“Our offense ran the ball so well that we stayed fresh and stayed energized,” defensive lineman Gabe Evans said. “We were able to contain Tusculum’s offense.”
Catawba coach Chip Hester was thrilled to see the Indians execute consistenly in the running game, cutting out the penalties and mistakes that have been plaguing them in past games. Second-and-5 is a wonderful place to be compared to second-and-9.
“We knew we had to be physical, and Bobby Morrison was an extremely important part of establishing that mentality,” Hester said. “He ran hard and he ran physical. Every time he ran the ball, he was delivering the blow.”
Morrison has paid his dues as much as anyone in the program. Maybe it’s finally his time to be rewarded.
“That’s what I’m hoping,” he said with a smile. “Now we know we can run the ball. We just have to line up and do it consistently.”•AWARDS: Morrison was an obvious choice as Offensive Player of the Week. Evans (three tackles) was named by the coaches as the top performer on a defensive unit that held Tusculum 200 yards under its season average.•SPECIAL TEAMS TIGER: Cody Crowell was named Special Teams Player of the Week for his work on kickoff coverage.
Crowell, 5-10, 200, isn’t big enough for linebacker, but he’s a perfect special teams guy. He contributed as a true freshman last season and was in on 10 tackles.
“That was unexpected because most guys coming into a college program redshirt,” Crowell said. “But I pride myself on loving contact – I just have no problem with it. I’m always one of the fastest guys on the field, so I’m one of the first to get down there and I’m going 100 miles an hour.”
Crowell missed the first two games with illness but is expected to be a fixture on special teams going forward.
Catawba’s “Special Forces” have been a plus so far.
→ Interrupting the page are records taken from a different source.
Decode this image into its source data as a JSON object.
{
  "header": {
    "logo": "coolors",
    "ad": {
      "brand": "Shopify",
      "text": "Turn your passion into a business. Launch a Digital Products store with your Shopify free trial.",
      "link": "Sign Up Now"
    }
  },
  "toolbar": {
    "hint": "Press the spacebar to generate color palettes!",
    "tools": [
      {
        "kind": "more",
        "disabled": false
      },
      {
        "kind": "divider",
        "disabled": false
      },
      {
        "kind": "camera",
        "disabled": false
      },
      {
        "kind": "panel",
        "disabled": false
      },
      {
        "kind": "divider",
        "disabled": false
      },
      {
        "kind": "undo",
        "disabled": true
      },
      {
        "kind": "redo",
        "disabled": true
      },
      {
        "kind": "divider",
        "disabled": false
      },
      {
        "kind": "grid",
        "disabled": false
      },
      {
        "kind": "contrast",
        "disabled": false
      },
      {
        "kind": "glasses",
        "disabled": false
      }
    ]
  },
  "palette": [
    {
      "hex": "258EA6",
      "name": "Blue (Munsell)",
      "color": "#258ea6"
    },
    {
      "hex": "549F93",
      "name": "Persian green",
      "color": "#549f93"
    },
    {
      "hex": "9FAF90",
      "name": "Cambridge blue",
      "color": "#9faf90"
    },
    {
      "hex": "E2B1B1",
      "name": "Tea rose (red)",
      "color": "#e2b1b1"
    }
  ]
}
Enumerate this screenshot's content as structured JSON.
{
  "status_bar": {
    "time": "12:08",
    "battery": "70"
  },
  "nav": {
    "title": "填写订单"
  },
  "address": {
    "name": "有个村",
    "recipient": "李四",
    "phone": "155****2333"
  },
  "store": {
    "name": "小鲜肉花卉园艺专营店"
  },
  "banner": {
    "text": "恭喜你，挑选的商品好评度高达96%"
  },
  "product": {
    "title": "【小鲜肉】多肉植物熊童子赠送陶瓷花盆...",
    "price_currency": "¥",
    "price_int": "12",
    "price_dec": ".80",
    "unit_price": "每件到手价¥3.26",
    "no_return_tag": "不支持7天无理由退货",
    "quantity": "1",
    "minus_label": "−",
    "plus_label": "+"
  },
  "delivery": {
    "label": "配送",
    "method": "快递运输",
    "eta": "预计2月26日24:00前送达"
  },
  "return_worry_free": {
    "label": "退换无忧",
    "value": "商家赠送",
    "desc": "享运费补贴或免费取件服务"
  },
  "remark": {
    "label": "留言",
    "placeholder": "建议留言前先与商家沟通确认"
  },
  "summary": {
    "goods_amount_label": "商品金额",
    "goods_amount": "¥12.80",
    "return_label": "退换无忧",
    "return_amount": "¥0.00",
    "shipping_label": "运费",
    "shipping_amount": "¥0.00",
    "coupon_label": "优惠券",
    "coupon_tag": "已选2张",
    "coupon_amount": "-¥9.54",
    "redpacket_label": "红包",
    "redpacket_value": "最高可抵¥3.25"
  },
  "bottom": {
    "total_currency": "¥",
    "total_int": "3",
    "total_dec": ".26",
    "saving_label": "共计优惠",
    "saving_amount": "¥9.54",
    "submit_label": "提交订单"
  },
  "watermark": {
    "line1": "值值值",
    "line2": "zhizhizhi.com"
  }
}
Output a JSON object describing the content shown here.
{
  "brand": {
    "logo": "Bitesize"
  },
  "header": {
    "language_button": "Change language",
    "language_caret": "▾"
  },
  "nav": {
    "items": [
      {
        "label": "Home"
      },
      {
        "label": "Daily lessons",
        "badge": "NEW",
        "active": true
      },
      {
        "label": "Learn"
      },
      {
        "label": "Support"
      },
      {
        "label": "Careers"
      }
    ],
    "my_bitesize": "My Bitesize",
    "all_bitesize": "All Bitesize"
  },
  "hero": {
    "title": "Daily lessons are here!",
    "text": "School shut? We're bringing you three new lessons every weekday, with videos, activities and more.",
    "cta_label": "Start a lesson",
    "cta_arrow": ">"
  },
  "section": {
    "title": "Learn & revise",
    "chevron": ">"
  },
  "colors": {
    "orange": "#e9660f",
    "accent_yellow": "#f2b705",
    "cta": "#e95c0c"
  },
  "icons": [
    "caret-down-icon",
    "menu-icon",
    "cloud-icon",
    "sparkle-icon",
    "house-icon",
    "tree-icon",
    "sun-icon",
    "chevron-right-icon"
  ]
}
Todd McComb and John Fitz are the special teams coaches.
“We’ve already won games because of our special forces,” Hester said. “Crowell has been a big part of that. He’s good at playing in space and he knows how to tackle.”•ROUNDUP: Hester said running back Wade Moore is no longer with the team. Moore is still in school. … A special visitor on Tuesday was Earl Smith, Hester’s high school coach at Raleigh Millbrook. … Hester was pleased with the work of offensive tackle Tim Buck. “Run-blocking is his strength,” Hester said. Buck has stepped into the lineup for injured Corey Raven. … Morrison is third in the SAC in rushing (279 yards). Sherrill is fifth in TD passes with seven. Nate Charest ranks fifth with 258 receiving yards. … Catawba (3-1) plays at UNC Pembroke (3-1) at 6 p.m. on Saturday. Cadarreus Mason (South Rowan) starts at middle linebacker for UNCP and is second in tackles. Ben DeCelle (East Rowan) and T.J. Johnson (A.L. Brown) have combined for 22 receptions for the Braves. Jonathan Efird (A.L. Brown) is the backup QB.